[Records from a dataset]

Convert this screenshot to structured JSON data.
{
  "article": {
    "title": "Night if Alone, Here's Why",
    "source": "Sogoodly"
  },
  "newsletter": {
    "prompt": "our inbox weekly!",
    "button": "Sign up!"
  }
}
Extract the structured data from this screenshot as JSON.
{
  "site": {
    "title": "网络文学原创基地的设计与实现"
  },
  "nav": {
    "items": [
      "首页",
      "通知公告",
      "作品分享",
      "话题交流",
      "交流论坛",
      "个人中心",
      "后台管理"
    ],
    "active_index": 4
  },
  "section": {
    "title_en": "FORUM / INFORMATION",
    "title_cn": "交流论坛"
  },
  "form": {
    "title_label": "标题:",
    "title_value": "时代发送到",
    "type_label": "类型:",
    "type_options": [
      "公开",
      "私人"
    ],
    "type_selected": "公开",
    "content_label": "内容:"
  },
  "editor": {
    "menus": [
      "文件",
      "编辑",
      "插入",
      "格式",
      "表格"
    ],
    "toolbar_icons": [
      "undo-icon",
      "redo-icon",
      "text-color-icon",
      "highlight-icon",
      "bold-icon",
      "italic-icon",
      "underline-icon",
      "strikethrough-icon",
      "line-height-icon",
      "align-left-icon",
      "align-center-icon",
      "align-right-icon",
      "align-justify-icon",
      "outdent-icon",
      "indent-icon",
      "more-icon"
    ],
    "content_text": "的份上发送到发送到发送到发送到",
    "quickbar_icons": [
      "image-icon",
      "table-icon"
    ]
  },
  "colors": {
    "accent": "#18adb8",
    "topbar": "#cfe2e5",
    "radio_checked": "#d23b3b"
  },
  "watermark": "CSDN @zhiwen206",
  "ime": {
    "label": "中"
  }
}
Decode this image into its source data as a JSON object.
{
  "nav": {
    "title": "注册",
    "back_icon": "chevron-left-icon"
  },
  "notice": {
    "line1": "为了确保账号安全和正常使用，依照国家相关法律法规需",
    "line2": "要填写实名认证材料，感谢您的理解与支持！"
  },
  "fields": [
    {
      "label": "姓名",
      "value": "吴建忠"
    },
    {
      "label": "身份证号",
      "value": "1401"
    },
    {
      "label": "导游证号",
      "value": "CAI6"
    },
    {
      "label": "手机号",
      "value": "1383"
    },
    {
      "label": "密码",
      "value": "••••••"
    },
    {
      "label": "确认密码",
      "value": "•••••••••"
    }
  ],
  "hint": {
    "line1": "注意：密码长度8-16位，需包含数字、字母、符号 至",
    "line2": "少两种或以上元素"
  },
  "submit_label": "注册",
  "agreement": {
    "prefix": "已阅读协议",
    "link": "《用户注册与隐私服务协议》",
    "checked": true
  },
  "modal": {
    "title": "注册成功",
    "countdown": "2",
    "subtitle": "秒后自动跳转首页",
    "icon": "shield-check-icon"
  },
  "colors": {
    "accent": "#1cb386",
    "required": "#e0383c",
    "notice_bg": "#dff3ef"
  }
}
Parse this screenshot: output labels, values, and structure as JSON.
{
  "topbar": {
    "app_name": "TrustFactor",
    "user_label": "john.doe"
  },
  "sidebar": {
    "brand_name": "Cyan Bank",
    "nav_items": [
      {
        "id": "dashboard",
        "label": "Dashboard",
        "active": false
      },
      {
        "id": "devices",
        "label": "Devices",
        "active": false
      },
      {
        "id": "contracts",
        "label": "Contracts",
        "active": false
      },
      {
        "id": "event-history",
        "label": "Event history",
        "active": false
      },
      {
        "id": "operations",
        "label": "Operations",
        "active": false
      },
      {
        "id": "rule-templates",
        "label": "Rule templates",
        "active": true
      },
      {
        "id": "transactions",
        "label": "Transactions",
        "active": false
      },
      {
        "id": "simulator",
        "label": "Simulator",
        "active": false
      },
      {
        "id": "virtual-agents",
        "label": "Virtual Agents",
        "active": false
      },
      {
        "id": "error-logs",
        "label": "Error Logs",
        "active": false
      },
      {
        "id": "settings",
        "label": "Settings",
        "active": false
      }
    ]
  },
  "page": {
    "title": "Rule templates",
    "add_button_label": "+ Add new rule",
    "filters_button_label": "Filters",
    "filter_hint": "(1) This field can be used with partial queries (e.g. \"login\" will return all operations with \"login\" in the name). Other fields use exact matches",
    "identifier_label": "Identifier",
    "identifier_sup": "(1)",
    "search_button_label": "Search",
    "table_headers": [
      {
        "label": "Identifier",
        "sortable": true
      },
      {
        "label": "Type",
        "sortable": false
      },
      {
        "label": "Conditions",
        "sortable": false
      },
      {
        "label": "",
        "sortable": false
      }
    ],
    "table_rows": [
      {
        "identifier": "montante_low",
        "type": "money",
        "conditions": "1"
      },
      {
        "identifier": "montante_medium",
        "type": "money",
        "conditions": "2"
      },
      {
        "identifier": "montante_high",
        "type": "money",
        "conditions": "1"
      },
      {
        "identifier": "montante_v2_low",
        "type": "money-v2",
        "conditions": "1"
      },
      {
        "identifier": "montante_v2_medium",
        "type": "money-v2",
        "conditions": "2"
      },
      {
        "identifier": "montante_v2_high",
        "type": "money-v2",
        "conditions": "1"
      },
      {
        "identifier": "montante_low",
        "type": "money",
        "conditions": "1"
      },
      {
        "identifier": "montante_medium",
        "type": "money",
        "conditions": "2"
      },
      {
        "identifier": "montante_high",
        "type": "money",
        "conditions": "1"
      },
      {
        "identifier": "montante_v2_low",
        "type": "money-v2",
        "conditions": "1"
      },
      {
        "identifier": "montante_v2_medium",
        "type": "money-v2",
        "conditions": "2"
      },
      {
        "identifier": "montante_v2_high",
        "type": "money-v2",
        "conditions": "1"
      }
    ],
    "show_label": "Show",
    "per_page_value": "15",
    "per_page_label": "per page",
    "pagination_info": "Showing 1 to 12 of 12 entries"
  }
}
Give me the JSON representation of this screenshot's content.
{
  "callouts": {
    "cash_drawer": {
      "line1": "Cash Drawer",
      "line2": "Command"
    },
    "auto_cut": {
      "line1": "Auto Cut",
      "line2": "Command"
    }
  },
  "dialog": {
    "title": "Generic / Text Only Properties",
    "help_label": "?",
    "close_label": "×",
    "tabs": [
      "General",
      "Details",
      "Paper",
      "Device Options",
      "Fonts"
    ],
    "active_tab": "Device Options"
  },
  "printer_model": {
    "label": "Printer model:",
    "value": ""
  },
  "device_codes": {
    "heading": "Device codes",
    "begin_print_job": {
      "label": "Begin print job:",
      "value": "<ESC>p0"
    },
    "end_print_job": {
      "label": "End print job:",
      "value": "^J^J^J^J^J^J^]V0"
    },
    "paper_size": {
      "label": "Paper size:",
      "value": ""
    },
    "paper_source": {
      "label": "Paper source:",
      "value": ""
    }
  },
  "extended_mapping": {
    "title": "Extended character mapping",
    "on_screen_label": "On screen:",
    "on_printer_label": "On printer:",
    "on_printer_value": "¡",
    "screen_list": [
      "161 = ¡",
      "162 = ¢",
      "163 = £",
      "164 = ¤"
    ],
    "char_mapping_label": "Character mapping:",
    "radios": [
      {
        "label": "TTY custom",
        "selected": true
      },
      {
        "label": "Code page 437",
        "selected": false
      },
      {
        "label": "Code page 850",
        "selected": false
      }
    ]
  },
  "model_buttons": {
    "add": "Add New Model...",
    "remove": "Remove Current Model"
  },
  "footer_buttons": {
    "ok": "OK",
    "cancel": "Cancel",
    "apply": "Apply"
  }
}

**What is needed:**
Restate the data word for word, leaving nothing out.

**Expected output:**
Convert this screenshot to structured JSON data.
{
  "article": {
    "title": "Night if Alone, Here's Why",
    "source": "Sogoodly"
  },
  "newsletter": {
    "prompt": "our inbox weekly!",
    "button": "Sign up!"
  }
}
Extract the structured data from this screenshot as JSON.
{
  "site": {
    "title": "网络文学原创基地的设计与实现"
  },
  "nav": {
    "items": [
      "首页",
      "通知公告",
      "作品分享",
      "话题交流",
      "交流论坛",
      "个人中心",
      "后台管理"
    ],
    "active_index": 4
  },
  "section": {
    "title_en": "FORUM / INFORMATION",
    "title_cn": "交流论坛"
  },
  "form": {
    "title_label": "标题:",
    "title_value": "时代发送到",
    "type_label": "类型:",
    "type_options": [
      "公开",
      "私人"
    ],
    "type_selected": "公开",
    "content_label": "内容:"
  },
  "editor": {
    "menus": [
      "文件",
      "编辑",
      "插入",
      "格式",
      "表格"
    ],
    "toolbar_icons": [
      "undo-icon",
      "redo-icon",
      "text-color-icon",
      "highlight-icon",
      "bold-icon",
      "italic-icon",
      "underline-icon",
      "strikethrough-icon",
      "line-height-icon",
      "align-left-icon",
      "align-center-icon",
      "align-right-icon",
      "align-justify-icon",
      "outdent-icon",
      "indent-icon",
      "more-icon"
    ],
    "content_text": "的份上发送到发送到发送到发送到",
    "quickbar_icons": [
      "image-icon",
      "table-icon"
    ]
  },
  "colors": {
    "accent": "#18adb8",
    "topbar": "#cfe2e5",
    "radio_checked": "#d23b3b"
  },
  "watermark": "CSDN @zhiwen206",
  "ime": {
    "label": "中"
  }
}
Decode this image into its source data as a JSON object.
{
  "nav": {
    "title": "注册",
    "back_icon": "chevron-left-icon"
  },
  "notice": {
    "line1": "为了确保账号安全和正常使用，依照国家相关法律法规需",
    "line2": "要填写实名认证材料，感谢您的理解与支持！"
  },
  "fields": [
    {
      "label": "姓名",
      "value": "吴建忠"
    },
    {
      "label": "身份证号",
      "value": "1401"
    },
    {
      "label": "导游证号",
      "value": "CAI6"
    },
    {
      "label": "手机号",
      "value": "1383"
    },
    {
      "label": "密码",
      "value": "••••••"
    },
    {
      "label": "确认密码",
      "value": "•••••••••"
    }
  ],
  "hint": {
    "line1": "注意：密码长度8-16位，需包含数字、字母、符号 至",
    "line2": "少两种或以上元素"
  },
  "submit_label": "注册",
  "agreement": {
    "prefix": "已阅读协议",
    "link": "《用户注册与隐私服务协议》",
    "checked": true
  },
  "modal": {
    "title": "注册成功",
    "countdown": "2",
    "subtitle": "秒后自动跳转首页",
    "icon": "shield-check-icon"
  },
  "colors": {
    "accent": "#1cb386",
    "required": "#e0383c",
    "notice_bg": "#dff3ef"
  }
}
Parse this screenshot: output labels, values, and structure as JSON.
{
  "topbar": {
    "app_name": "TrustFactor",
    "user_label": "john.doe"
  },
  "sidebar": {
    "brand_name": "Cyan Bank",
    "nav_items": [
      {
        "id": "dashboard",
        "label": "Dashboard",
        "active": false
      },
      {
        "id": "devices",
        "label": "Devices",
        "active": false
      },
      {
        "id": "contracts",
        "label": "Contracts",
        "active": false
      },
      {
        "id": "event-history",
        "label": "Event history",
        "active": false
      },
      {
        "id": "operations",
        "label": "Operations",
        "active": false
      },
      {
        "id": "rule-templates",
        "label": "Rule templates",
        "active": true
      },
      {
        "id": "transactions",
        "label": "Transactions",
        "active": false
      },
      {
        "id": "simulator",
        "label": "Simulator",
        "active": false
      },
      {
        "id": "virtual-agents",
        "label": "Virtual Agents",
        "active": false
      },
      {
        "id": "error-logs",
        "label": "Error Logs",
        "active": false
      },
      {
        "id": "settings",
        "label": "Settings",
        "active": false
      }
    ]
  },
  "page": {
    "title": "Rule templates",
    "add_button_label": "+ Add new rule",
    "filters_button_label": "Filters",
    "filter_hint": "(1) This field can be used with partial queries (e.g. \"login\" will return all operations with \"login\" in the name). Other fields use exact matches",
    "identifier_label": "Identifier",
    "identifier_sup": "(1)",
    "search_button_label": "Search",
    "table_headers": [
      {
        "label": "Identifier",
        "sortable": true
      },
      {
        "label": "Type",
        "sortable": false
      },
      {
        "label": "Conditions",
        "sortable": false
      },
      {
        "label": "",
        "sortable": false
      }
    ],
    "table_rows": [
      {
        "identifier": "montante_low",
        "type": "money",
        "conditions": "1"
      },
      {
        "identifier": "montante_medium",
        "type": "money",
        "conditions": "2"
      },
      {
        "identifier": "montante_high",
        "type": "money",
        "conditions": "1"
      },
      {
        "identifier": "montante_v2_low",
        "type": "money-v2",
        "conditions": "1"
      },
      {
        "identifier": "montante_v2_medium",
        "type": "money-v2",
        "conditions": "2"
      },
      {
        "identifier": "montante_v2_high",
        "type": "money-v2",
        "conditions": "1"
      },
      {
        "identifier": "montante_low",
        "type": "money",
        "conditions": "1"
      },
      {
        "identifier": "montante_medium",
        "type": "money",
        "conditions": "2"
      },
      {
        "identifier": "montante_high",
        "type": "money",
        "conditions": "1"
      },
      {
        "identifier": "montante_v2_low",
        "type": "money-v2",
        "conditions": "1"
      },
      {
        "identifier": "montante_v2_medium",
        "type": "money-v2",
        "conditions": "2"
      },
      {
        "identifier": "montante_v2_high",
        "type": "money-v2",
        "conditions": "1"
      }
    ],
    "show_label": "Show",
    "per_page_value": "15",
    "per_page_label": "per page",
    "pagination_info": "Showing 1 to 12 of 12 entries"
  }
}
Give me the JSON representation of this screenshot's content.
{
  "callouts": {
    "cash_drawer": {
      "line1": "Cash Drawer",
      "line2": "Command"
    },
    "auto_cut": {
      "line1": "Auto Cut",
      "line2": "Command"
    }
  },
  "dialog": {
    "title": "Generic / Text Only Properties",
    "help_label": "?",
    "close_label": "×",
    "tabs": [
      "General",
      "Details",
      "Paper",
      "Device Options",
      "Fonts"
    ],
    "active_tab": "Device Options"
  },
  "printer_model": {
    "label": "Printer model:",
    "value": ""
  },
  "device_codes": {
    "heading": "Device codes",
    "begin_print_job": {
      "label": "Begin print job:",
      "value": "<ESC>p0"
    },
    "end_print_job": {
      "label": "End print job:",
      "value": "^J^J^J^J^J^J^]V0"
    },
    "paper_size": {
      "label": "Paper size:",
      "value": ""
    },
    "paper_source": {
      "label": "Paper source:",
      "value": ""
    }
  },
  "extended_mapping": {
    "title": "Extended character mapping",
    "on_screen_label": "On screen:",
    "on_printer_label": "On printer:",
    "on_printer_value": "¡",
    "screen_list": [
      "161 = ¡",
      "162 = ¢",
      "163 = £",
      "164 = ¤"
    ],
    "char_mapping_label": "Character mapping:",
    "radios": [
      {
        "label": "TTY custom",
        "selected": true
      },
      {
        "label": "Code page 437",
        "selected": false
      },
      {
        "label": "Code page 850",
        "selected": false
      }
    ]
  },
  "model_buttons": {
    "add": "Add New Model...",
    "remove": "Remove Current Model"
  },
  "footer_buttons": {
    "ok": "OK",
    "cancel": "Cancel",
    "apply": "Apply"
  }
}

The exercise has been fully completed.